Walk – Beast is still out in space facing off with the Phoenix Force, and Namor is one of the more active members of the Extinction team, despite his sometimes over the top sexuality in the most recent Uncanny X-Men. They get free passes this time out.
Single – You don’t see it in this issue, but in X-Men Legacy, Iceman leaves Wolverine’s school to return to fight alongside Cyclops, starting a wave of dissenters on Wolverine’s side of the Schism. He gets a hit for that.
Pitching: Cyclops shows he’s still the mutant in control and always thinking two steps ahead of the Avengers. Even though, as he tells Magneto, he has no firm plan in place, he keeps his sights on his goal, and you had better believe he has a few ideas on how to achieve it. I like that they even reference the open letter he wrote to the world, stating that the Avengers unjustly invaded the X-Men’s home, winning over some sympathy for the mutant race in this altercation.

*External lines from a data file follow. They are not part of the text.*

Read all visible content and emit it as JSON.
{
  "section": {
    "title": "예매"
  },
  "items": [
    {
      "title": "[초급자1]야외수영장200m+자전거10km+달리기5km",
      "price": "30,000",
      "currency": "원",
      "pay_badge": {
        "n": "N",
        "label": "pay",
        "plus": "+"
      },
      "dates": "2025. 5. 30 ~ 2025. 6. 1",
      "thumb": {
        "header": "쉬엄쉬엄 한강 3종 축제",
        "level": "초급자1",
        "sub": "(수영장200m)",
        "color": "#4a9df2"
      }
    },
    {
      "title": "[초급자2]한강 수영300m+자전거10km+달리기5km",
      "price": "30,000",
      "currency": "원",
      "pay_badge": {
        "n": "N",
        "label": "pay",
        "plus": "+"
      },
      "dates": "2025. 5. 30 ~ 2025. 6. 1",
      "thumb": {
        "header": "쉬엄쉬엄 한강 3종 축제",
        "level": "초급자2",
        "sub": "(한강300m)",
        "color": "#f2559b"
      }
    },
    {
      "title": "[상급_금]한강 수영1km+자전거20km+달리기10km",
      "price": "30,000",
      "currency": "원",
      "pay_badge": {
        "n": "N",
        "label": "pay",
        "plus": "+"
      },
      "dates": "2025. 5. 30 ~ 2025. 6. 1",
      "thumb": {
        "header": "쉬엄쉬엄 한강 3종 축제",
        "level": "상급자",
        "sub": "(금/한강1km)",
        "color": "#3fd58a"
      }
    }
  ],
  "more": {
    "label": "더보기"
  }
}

Defense: Magik uses a dazzling play to save the X-Men from the Avengers, and preventing a few runs from scoring. I’m really interested to see how she was able to beat Dr. Strange, even being in her own territory of Limbo. I find it hard to believe that Dr. Strange could be taken “out of [his] element” when dealing with alternate dimensions and magic. Unfortunately this doesn’t look like a fight they’re fleshing out in the AvX Versus title. I’d also like to see how the rest of the X-Men escaped Utopia and the Avengers since Magik only seemed to transport the Extinction Team.